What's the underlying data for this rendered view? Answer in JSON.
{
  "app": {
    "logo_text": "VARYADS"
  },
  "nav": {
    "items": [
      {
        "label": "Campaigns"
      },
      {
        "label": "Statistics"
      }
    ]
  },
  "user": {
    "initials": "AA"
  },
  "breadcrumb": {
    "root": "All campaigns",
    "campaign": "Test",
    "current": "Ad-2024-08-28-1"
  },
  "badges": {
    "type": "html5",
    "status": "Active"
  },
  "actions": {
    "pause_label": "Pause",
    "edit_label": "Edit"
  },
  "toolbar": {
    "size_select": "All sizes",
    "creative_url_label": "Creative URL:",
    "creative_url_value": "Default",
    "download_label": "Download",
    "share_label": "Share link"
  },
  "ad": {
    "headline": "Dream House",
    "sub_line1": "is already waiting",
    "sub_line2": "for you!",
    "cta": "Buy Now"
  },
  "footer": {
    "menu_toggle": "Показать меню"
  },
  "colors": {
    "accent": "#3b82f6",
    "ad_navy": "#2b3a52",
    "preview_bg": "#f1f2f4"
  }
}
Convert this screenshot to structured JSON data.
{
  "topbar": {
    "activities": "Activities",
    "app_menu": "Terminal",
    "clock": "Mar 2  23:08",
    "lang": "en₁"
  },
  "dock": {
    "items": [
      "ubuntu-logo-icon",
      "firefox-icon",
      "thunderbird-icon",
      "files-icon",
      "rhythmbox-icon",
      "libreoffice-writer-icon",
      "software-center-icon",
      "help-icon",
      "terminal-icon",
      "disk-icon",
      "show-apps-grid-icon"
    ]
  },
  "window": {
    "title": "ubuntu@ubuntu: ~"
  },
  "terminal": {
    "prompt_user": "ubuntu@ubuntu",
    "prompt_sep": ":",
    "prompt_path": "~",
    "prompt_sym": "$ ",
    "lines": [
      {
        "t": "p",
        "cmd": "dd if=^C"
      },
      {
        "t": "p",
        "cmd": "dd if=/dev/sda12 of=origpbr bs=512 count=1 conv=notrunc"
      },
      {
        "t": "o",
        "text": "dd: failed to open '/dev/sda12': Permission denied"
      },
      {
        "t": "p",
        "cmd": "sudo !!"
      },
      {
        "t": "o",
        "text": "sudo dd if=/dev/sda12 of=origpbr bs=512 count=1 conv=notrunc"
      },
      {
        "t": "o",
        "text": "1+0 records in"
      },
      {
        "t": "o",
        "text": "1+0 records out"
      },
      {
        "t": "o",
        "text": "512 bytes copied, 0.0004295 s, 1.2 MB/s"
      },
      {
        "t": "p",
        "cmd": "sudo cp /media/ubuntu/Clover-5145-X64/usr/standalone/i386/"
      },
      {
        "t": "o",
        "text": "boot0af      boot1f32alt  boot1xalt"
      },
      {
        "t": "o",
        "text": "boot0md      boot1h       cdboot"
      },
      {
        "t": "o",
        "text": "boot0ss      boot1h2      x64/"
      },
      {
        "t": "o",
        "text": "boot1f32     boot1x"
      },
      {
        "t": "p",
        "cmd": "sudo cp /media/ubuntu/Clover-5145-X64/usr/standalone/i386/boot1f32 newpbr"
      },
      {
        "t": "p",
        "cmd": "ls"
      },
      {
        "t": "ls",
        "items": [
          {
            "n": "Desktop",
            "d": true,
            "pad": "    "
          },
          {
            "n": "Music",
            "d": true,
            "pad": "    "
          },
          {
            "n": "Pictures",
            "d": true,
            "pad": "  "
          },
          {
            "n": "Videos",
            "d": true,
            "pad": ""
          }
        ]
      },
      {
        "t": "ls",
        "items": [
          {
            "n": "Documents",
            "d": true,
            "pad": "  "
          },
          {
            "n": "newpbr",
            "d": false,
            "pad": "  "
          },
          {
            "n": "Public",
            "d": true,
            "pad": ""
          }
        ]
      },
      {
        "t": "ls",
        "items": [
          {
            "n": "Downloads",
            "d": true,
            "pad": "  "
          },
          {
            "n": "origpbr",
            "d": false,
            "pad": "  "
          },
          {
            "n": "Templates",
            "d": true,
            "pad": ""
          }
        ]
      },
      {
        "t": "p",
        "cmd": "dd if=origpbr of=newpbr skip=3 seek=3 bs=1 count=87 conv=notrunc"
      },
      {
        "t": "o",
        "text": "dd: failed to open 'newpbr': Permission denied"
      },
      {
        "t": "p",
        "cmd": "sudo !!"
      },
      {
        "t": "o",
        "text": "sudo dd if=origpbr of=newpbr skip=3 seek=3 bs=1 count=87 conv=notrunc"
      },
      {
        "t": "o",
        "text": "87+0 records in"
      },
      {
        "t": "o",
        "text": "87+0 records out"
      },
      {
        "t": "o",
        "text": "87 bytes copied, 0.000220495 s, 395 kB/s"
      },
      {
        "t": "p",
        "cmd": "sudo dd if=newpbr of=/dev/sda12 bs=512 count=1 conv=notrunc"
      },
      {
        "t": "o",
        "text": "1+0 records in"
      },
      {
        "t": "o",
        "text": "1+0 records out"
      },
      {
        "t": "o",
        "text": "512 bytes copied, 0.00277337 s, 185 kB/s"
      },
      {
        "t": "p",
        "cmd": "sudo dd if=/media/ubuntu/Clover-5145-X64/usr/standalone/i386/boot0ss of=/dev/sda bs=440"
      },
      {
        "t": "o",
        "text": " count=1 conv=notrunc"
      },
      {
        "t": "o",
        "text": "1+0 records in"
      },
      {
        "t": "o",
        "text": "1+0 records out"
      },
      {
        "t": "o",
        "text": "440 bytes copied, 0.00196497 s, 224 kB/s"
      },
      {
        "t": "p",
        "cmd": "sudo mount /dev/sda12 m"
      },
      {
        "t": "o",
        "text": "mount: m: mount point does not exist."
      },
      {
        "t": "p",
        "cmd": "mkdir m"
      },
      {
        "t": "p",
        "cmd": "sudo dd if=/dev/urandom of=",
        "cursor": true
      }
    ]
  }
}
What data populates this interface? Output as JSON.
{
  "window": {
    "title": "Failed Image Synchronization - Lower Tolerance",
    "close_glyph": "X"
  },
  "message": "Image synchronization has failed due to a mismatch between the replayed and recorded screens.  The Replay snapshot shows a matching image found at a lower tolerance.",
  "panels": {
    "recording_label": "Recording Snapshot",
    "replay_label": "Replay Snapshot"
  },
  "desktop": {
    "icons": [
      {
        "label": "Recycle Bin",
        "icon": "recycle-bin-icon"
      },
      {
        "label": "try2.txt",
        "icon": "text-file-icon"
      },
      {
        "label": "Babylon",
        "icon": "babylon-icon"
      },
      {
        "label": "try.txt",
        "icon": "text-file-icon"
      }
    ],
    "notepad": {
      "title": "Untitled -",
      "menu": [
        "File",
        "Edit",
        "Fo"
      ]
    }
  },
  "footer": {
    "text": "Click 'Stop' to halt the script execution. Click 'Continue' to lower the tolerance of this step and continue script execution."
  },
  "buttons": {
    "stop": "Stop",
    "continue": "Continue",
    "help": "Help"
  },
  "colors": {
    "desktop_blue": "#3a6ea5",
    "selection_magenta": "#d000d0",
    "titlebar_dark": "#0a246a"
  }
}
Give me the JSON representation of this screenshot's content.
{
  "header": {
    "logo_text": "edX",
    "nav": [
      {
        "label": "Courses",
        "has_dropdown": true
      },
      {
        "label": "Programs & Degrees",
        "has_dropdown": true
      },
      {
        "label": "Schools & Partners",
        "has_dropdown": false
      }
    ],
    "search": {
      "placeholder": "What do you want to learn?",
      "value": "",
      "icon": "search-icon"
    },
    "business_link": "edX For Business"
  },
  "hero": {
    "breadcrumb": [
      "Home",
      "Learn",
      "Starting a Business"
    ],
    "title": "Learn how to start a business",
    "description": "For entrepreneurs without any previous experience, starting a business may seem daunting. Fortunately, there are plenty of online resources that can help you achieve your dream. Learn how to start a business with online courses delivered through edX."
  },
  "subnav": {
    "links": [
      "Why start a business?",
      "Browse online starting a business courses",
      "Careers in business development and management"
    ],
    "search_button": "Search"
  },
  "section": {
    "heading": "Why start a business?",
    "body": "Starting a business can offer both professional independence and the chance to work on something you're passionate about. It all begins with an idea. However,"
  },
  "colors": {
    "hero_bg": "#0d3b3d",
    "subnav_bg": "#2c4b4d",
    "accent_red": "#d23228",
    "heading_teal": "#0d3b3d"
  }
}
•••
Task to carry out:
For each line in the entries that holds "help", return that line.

Answer box:
      "help-icon",
    "help": "Help"
    "description": "For entrepreneurs without any previous experience, starting a business may seem daunting. Fortunately, there are plenty of online resources that can help you achieve your dream. Learn how to start a business with online courses delivered through edX."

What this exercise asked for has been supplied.